Both the Security Industry Authority and the Centre for the Protection of National Infrastructure have recognised the standard as a strategic qualification. Applications can be submitted through the Institute or ASIS’ UK Chapter. It’s a personal qualification that recognises the highest levels of capability and ethical practice.
Never has there been a time where collaboration has been so active. Whether it be cyber, counter-terrorism or business crime, Government and the police are realising that they must seek to partner with the private security industry if they’re to really make an impact on countering future threats.
Plans are progressing and making a real difference, in turn improving research and driving the standards of protection beyond any results that could have been realised in their silos.
The Step Change Programme has developed multiple collaborative working groups that are each responsible for an aspect of business affected by terrorism. The National Business Crime Centre and the Police and Security Group Initiative, for example, are promoting closer working relationships between front line officers, the police and the business community. The results are remarkable.

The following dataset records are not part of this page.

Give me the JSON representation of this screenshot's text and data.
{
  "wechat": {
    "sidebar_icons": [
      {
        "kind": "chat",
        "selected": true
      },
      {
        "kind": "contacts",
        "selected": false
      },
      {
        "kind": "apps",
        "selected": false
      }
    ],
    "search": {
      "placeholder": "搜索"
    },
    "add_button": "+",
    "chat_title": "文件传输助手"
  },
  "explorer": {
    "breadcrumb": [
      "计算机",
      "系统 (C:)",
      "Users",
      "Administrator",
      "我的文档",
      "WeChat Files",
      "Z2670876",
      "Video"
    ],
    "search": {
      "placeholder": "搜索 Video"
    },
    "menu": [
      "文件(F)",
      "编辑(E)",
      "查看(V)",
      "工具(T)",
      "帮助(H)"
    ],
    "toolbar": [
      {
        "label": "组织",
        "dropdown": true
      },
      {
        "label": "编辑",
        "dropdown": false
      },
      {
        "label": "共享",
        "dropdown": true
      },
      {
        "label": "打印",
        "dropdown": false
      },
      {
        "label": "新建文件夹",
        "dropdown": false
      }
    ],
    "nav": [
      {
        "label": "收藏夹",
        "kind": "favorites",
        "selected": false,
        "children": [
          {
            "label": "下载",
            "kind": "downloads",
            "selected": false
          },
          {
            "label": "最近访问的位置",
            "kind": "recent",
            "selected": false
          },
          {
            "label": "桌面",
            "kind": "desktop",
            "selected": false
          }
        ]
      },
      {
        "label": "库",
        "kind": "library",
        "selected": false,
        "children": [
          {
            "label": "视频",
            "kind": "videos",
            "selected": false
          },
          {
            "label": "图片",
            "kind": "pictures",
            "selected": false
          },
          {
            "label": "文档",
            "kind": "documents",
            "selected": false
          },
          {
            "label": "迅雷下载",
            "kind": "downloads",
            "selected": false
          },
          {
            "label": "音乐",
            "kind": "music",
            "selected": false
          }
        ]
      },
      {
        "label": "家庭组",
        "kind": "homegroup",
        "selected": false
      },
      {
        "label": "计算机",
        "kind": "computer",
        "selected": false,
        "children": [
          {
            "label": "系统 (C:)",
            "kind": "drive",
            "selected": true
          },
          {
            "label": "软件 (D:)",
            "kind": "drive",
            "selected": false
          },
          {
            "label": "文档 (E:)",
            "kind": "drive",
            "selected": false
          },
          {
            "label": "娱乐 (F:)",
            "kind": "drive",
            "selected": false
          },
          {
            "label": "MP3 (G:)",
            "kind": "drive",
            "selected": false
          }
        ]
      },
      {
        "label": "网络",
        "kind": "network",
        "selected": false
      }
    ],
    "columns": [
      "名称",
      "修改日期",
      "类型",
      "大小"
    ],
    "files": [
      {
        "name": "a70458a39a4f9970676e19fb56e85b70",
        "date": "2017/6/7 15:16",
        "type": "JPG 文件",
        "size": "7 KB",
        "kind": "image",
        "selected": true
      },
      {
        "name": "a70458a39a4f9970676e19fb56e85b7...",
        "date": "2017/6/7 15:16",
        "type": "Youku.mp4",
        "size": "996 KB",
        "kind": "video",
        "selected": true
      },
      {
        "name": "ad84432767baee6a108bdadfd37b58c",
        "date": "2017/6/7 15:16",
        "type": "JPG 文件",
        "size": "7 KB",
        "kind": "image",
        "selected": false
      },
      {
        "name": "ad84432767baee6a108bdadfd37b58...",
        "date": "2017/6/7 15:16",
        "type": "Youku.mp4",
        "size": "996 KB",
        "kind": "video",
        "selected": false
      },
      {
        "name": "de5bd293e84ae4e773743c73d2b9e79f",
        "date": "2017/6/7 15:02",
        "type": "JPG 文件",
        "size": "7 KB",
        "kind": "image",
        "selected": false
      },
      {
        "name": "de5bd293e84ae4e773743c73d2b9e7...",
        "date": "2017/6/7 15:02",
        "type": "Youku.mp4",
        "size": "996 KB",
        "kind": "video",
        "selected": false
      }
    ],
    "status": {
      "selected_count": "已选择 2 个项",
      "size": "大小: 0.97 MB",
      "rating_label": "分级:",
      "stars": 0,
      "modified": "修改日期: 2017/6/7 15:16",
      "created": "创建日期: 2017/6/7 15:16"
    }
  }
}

The Security Industry Authority has been reinforced by the Home Office review of its licensing activity and is now engaging with its customers in every aspect of their business. It’s all about earning what the industry wants, listening to what the industry has to offer and leading with confidence to improve licencing, while also recognising good performance from businesses and individuals alike.
The Security Institute is involved in each and every one of these initiatives. It was in our plan to assist, connect experts and raise awareness of opportunities and be involved in all the collaborative activities on offer. The membership of this organisation has stepped up to the mark on every occasion.
More than a network
The Institute is more than a network. It’s more than education and development. The Security Institute has become the place where members gain access to the wider arena and projects that are not directly linked to their job. Those that engage inevitably raise their profile. The business that employs them gains recognition as a market leader.
The Institute raises standards and brings the collective skills of almost 3,000 people to bear on any given security problem and across every discipline of security.
If you wish to develop your skills and knowledge and meet and collaborate with professionals in order to be recognised as one of them, the solution is simple. Make sure you build engagement with The Security Institute into your current and future plans.
Rick Mounfield CSyP FSyI is CEO of The Security Institute